2. Spider-Man 2
One of the top grossing movies of 2001 and the signature franchise of Marvel Comics, Spider-Man came into theatres in the aftermath of the horrific events of September 11th, 2001. So when Spider-Man 2 was announced, doubts about its ability to draw as well as the first (as well as uneven reviews from critics for the original). And what a way to come out, as Spider-Man 2 would be one of the top rated and top-grossing movies of 2004.
Following where Spider-Man left off, Peter Parker (Tobey Maguire) is finding that being a college student, working, and trying to be a super-hero isn’t working out. Dealing with the travails of being a student, a growing animosity with his best friend Harry Osborne (James Franco) as well as trying to win the love of Mary Jane Watson (Kirsten Dunst) while maintaining his secret life leaves him neglecting everything in his life and suffering because of it. Throw into this mess a new enemy in Doctor Octopus (Alfred Molina) and life for the web-slinger isn’t shaping up to be all he had hoped. Spider-Man 2, with an easily accessible plot and characters developed strongly from the first movie, furthers the original’s ideals about what a hero is about and takes it further; Spider-Man 2 is about the sacrifices one has to make as a hero.
1. The Incredibles
The fact that this won an Academy Award for Best Animated Feature in 2004 is remarkable. But why it wasn’t nominated for Best Picture is more remarkable. The Incredibles wasn’t just a great animated movie, or even merely a great super hero themed movie.

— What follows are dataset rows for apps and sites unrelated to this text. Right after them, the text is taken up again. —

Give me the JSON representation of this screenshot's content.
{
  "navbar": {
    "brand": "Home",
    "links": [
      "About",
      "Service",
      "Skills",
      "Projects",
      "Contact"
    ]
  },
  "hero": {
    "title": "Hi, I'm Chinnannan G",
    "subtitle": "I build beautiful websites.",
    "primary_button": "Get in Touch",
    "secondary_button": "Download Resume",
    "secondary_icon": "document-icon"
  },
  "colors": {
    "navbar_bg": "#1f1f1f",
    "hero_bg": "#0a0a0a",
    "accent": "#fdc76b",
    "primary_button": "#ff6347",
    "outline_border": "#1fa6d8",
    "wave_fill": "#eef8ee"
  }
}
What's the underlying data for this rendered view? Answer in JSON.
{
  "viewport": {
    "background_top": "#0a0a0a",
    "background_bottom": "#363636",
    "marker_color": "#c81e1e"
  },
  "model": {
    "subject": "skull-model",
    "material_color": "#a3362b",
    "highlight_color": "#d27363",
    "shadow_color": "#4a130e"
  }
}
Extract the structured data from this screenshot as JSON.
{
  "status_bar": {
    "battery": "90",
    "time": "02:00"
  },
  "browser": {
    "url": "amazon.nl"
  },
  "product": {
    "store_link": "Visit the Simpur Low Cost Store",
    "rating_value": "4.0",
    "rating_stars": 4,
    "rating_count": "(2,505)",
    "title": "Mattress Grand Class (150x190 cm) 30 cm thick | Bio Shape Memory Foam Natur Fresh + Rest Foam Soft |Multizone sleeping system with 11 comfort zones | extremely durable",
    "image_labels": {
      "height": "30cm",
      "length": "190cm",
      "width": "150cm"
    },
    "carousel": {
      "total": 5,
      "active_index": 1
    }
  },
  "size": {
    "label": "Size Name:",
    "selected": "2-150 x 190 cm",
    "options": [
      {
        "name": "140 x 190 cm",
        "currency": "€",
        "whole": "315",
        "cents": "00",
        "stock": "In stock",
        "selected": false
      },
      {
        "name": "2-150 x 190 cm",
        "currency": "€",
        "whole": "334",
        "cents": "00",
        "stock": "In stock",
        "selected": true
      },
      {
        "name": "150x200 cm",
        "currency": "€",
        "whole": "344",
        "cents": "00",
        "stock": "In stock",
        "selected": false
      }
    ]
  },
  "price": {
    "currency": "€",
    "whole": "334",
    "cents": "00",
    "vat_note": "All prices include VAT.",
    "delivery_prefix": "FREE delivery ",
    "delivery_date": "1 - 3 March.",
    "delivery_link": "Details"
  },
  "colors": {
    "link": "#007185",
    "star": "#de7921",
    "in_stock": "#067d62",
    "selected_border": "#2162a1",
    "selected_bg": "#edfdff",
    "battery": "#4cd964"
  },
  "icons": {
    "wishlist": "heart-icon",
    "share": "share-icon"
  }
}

It was a great movie, period, and just as worthy as the five pictures nominated for Best Picture.
The Incredibles following two middle-aged super heroes Elastigirl and Mr. Incredible in retirement (voiced by Holly Hunter and Craig Nelson respectively). Settled into suburbia with three children, Mr. Incredible is lured out of retirement under the auspices of a new job. When it goes awry, his super-powered family has to come together and deal with both evil and each other in the best-written movie of 2004. With tremendous animation, a wonderful plot and terrific characters, The Incredibles is easily the best super-hero/comic book movie of them all.